Who the heck is Zack Greinke?
He's the best pitcher in the major leagues right now, that's who. After four years of so-so performance with the Royals -- plus one year he missed nearly all of, 2006 -- he has emerged as an ace, with a 6-0 record, an unbelievable .040 ERA, and 54 strikeouts, tied with Johan Santana for the #1 spot. He has pitched three complete games already, whereas none of the other Top 50 pitchers has pitched more than one complete game! (Who needs a bullpen?) Greinke was voted April player of the month, made the cover of Sports Illustrated, and some analysts are comparing him to hall-of-famers such as Walter Johnson and Fernando Valenzuela. See MLB.com. Greinke seemed to come out of nowhere, leading the Kansas City Royals to an improbable first place in the AL Central. They have won six games in a row, and begin a weekend series against the Angels in Anaheim tonight. It's still early in the season, but the Royals' initial success is evidently not just a fluke after all.
Which reminds me, I've got to get crackin' on figuring out all the changes they've made to Kauffman Stadium this past year; apparently, it has boosted fan enthusiasm and the team's success. All sorts of good pictures at baseball-fever.com. Overall, the upgrades are very good, but I agree with critics who say the outfield seating sections are too crowded. They should have left a significant portion of natural bare grass slope as a picnic area.
Best Nats game ever!?
I was surprised the WUSA-TV9 sports anchor Bret Haver didn't make a bigger deal out of last night's Dodgers-Nationals game in Los Angeles. Rookie ace pitcher Jordan Zimmermann (two n's) got shellacked in the first inning, as a grand slam by Matt Kemp was the centerpiece of a six-run rally by the home team. (Who needs Manny Ramirez?) An ordinary pitcher would have lost heart after that, getting replaced early on, but not Zimmermann. Instead, he hung in there and pitched five scoreless innings, only allowing more hits. True, a great defensive play by Cristian Guzman shut down a potential second rally, but it was Zimmermann's composure and competitive spirit that led the way as the Nationals regained their senses. Backup left fielder Josh Willingham started the counterattack with a home run in the sixth inning. Adam Dunn batted in two runs in the seventh inning, and in the eighth inning the whole team joined in a six-run rampage to take the lead, after which the Dodgers came alive with a dramatic rally of their own in the bottom of the inning. Relief pitcher Joe Beimel barely held on as the Dodgers came within one run of tying it, and the Nats scored an insurance run in the ninth. Final score: D.C. 11, L.A. 9. See MLB.com.
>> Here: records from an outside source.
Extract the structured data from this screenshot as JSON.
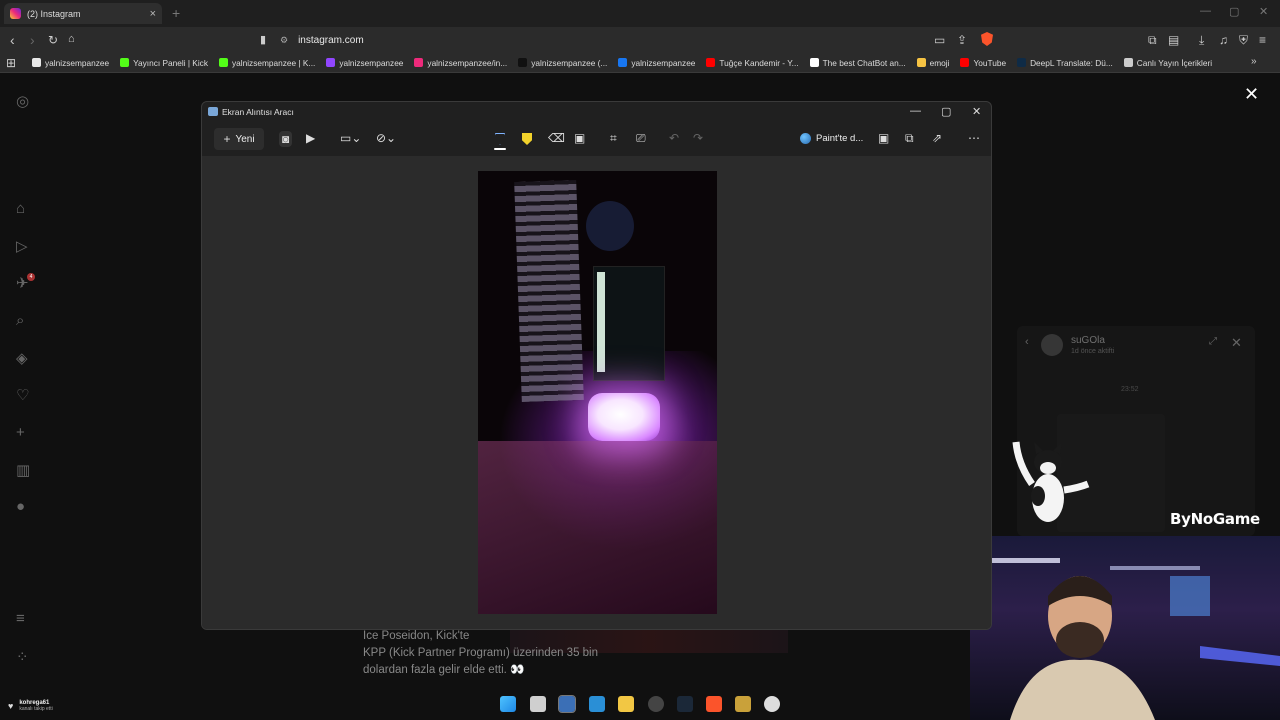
{
  "browser": {
    "tab_title": "(2) Instagram",
    "tab_close": "×",
    "new_tab": "+",
    "url": "instagram.com",
    "bookmarks": [
      {
        "label": "yalnizsempanzee",
        "color": "#e8e8e8"
      },
      {
        "label": "Yayıncı Paneli | Kick",
        "color": "#53fc18"
      },
      {
        "label": "yalnizsempanzee | K...",
        "color": "#53fc18"
      },
      {
        "label": "yalnizsempanzee",
        "color": "#9146ff"
      },
      {
        "label": "yalnizsempanzee/in...",
        "color": "#ee2a7b"
      },
      {
        "label": "yalnizsempanzee (...",
        "color": "#111111"
      },
      {
        "label": "yalnizsempanzee",
        "color": "#1877f2"
      },
      {
        "label": "Tuğçe Kandemir - Y...",
        "color": "#ff0000"
      },
      {
        "label": "The best ChatBot an...",
        "color": "#ffffff"
      },
      {
        "label": "emoji",
        "color": "#f6c343"
      },
      {
        "label": "YouTube",
        "color": "#ff0000"
      },
      {
        "label": "DeepL Translate: Dü...",
        "color": "#0f2b46"
      },
      {
        "label": "Canlı Yayın İçerikleri",
        "color": "#cccccc"
      }
    ]
  },
  "snipping_tool": {
    "title": "Ekran Alıntısı Aracı",
    "new_label": "Yeni",
    "paint_label": "Paint'te d..."
  },
  "instagram": {
    "post_text_line1": "Ice Poseidon, Kick'te",
    "post_text_line2": "KPP (Kick Partner Programı) üzerinden 35 bin",
    "post_text_line3": "dolardan fazla gelir elde etti. 👀",
    "notification_count": "4",
    "bottom_user_name": "kohrega61",
    "bottom_user_sub": "kanalı takip etti"
  },
  "chat": {
    "name": "suGOla",
    "status": "1d önce aktifti",
    "time": "23:52"
  },
  "overlay": {
    "sponsor": "ByNoGame"
  }
}
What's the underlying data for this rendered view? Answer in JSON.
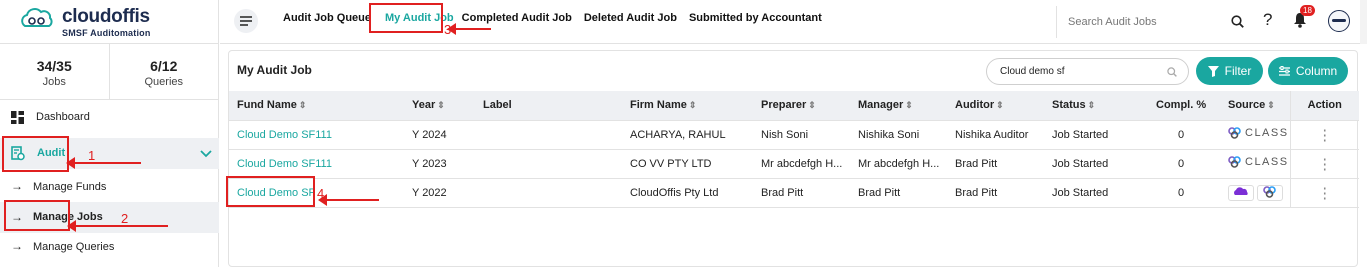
{
  "brand": {
    "name": "cloudoffis",
    "tagline": "SMSF Auditomation"
  },
  "stats": [
    {
      "value": "34/35",
      "label": "Jobs"
    },
    {
      "value": "6/12",
      "label": "Queries"
    }
  ],
  "sidebar": {
    "dashboard": "Dashboard",
    "audit": "Audit",
    "sub_items": [
      "Manage Funds",
      "Manage Jobs",
      "Manage Queries"
    ]
  },
  "top_tabs": [
    "Audit Job Queue",
    "My Audit Job",
    "Completed Audit Job",
    "Deleted Audit Job",
    "Submitted by Accountant"
  ],
  "top_search": {
    "placeholder": "Search Audit Jobs"
  },
  "notifications": {
    "count": "18"
  },
  "card": {
    "title": "My Audit Job",
    "search_value": "Cloud demo sf",
    "filter_label": "Filter",
    "column_label": "Column"
  },
  "table": {
    "headers": [
      "Fund Name",
      "Year",
      "Label",
      "Firm Name",
      "Preparer",
      "Manager",
      "Auditor",
      "Status",
      "Compl. %",
      "Source",
      "Action"
    ],
    "rows": [
      {
        "fund": "Cloud Demo SF111",
        "year": "Y 2024",
        "label": "",
        "firm": "ACHARYA, RAHUL",
        "preparer": "Nish Soni",
        "manager": "Nishika Soni",
        "auditor": "Nishika Auditor",
        "status": "Job Started",
        "compl": "0",
        "source": "CLASS"
      },
      {
        "fund": "Cloud Demo SF111",
        "year": "Y 2023",
        "label": "",
        "firm": "CO VV PTY LTD",
        "preparer": "Mr abcdefgh H...",
        "manager": "Mr abcdefgh H...",
        "auditor": "Brad Pitt",
        "status": "Job Started",
        "compl": "0",
        "source": "CLASS"
      },
      {
        "fund": "Cloud Demo SF",
        "year": "Y 2022",
        "label": "",
        "firm": "CloudOffis Pty Ltd",
        "preparer": "Brad Pitt",
        "manager": "Brad Pitt",
        "auditor": "Brad Pitt",
        "status": "Job Started",
        "compl": "0",
        "source": ""
      }
    ]
  },
  "annotations": [
    "1",
    "2",
    "3",
    "4"
  ],
  "colors": {
    "accent": "#1aa7a0",
    "annotation": "#e02020",
    "header_bg": "#eef0f3"
  }
}
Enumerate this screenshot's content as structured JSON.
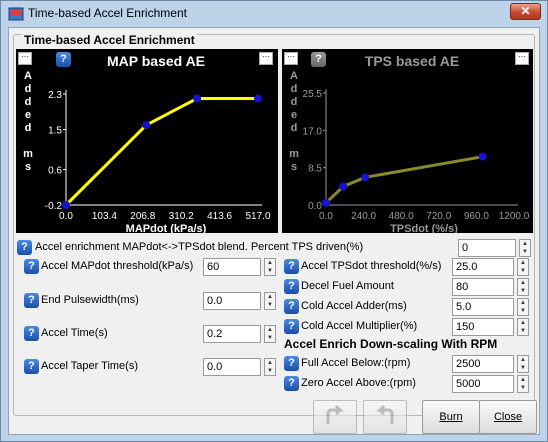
{
  "window": {
    "title": "Time-based Accel Enrichment",
    "close_label": "✕"
  },
  "group_title": "Time-based Accel Enrichment",
  "map_chart": {
    "title": "MAP based AE",
    "ylabel_chars": [
      "A",
      "d",
      "d",
      "e",
      "d",
      "",
      "m",
      "s"
    ],
    "xlabel": "MAPdot (kPa/s)",
    "yticks": [
      "2.3",
      "1.5",
      "0.6",
      "-0.2"
    ],
    "xticks": [
      "0.0",
      "103.4",
      "206.8",
      "310.2",
      "413.6",
      "517.0"
    ]
  },
  "tps_chart": {
    "title": "TPS based AE",
    "ylabel_chars": [
      "A",
      "d",
      "d",
      "e",
      "d",
      "",
      "m",
      "s"
    ],
    "xlabel": "TPSdot (%/s)",
    "yticks": [
      "25.5",
      "17.0",
      "8.5",
      "0.0"
    ],
    "xticks": [
      "0.0",
      "240.0",
      "480.0",
      "720.0",
      "960.0",
      "1200.0"
    ]
  },
  "chart_data": [
    {
      "type": "line",
      "title": "MAP based AE",
      "xlabel": "MAPdot (kPa/s)",
      "ylabel": "Added ms",
      "x": [
        0,
        216,
        353,
        517
      ],
      "y": [
        -0.2,
        1.6,
        2.2,
        2.2
      ],
      "xlim": [
        0,
        517
      ],
      "ylim": [
        -0.2,
        2.3
      ],
      "color": "#ffff00"
    },
    {
      "type": "line",
      "title": "TPS based AE",
      "xlabel": "TPSdot (%/s)",
      "ylabel": "Added ms",
      "x": [
        0,
        110,
        250,
        1000
      ],
      "y": [
        0.5,
        4.2,
        6.3,
        11.0
      ],
      "xlim": [
        0,
        1200
      ],
      "ylim": [
        0,
        25.5
      ],
      "color": "#8a8a2a"
    }
  ],
  "blend": {
    "label": "Accel enrichment MAPdot<->TPSdot blend. Percent TPS driven(%)",
    "value": "0"
  },
  "left_fields": [
    {
      "label": "Accel MAPdot threshold(kPa/s)",
      "value": "60"
    },
    {
      "label": "End Pulsewidth(ms)",
      "value": "0.0"
    },
    {
      "label": "Accel Time(s)",
      "value": "0.2"
    },
    {
      "label": "Accel Taper Time(s)",
      "value": "0.0"
    }
  ],
  "right_fields": [
    {
      "label": "Accel TPSdot threshold(%/s)",
      "value": "25.0"
    },
    {
      "label": "Decel Fuel Amount",
      "value": "80"
    },
    {
      "label": "Cold Accel Adder(ms)",
      "value": "5.0"
    },
    {
      "label": "Cold Accel Multiplier(%)",
      "value": "150"
    }
  ],
  "rpm_section": {
    "title": "Accel Enrich Down-scaling With RPM"
  },
  "rpm_fields": [
    {
      "label": "Full Accel Below:(rpm)",
      "value": "2500"
    },
    {
      "label": "Zero Accel Above:(rpm)",
      "value": "5000"
    }
  ],
  "buttons": {
    "burn": "Burn",
    "close": "Close"
  },
  "icons": {
    "help": "question-icon",
    "undo": "undo-icon",
    "redo": "redo-icon"
  }
}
That kind of competitive team effort is exactly what the Nationals needed to pull out of the doldrums and live up to their potential. They have one of the strongest batting lineups in the league: Guzman, Johnson, Zimmerman (one n), Dunn, and Flores. And as for the other Z-man, he hit safely yet again, which makes it 25 consecutive games...
Save Yankee Stadium?
Or Gate 2 of it, at least. It may be too late in the game to make a difference, but there's a movement to save Gate 2 of old Yankee Stadium as a symbolic token of the original structure, serving as an entrance to Heritage Park. See savetheyankeegate2.com, via the River Avenue Blues blog; hat tip to Rod Nelson of SABR.
R.I.P. Dom DiMaggio
The lesser-known little brother of Joe DiMaggio, Dominic, passed away at the age of 92. He was the center fielder for the Boston Red Sox, and batted a very respectable .298 over the course of his ten-year career, with 87 home runs. See MLB.com; hat tip to Bruce Orser.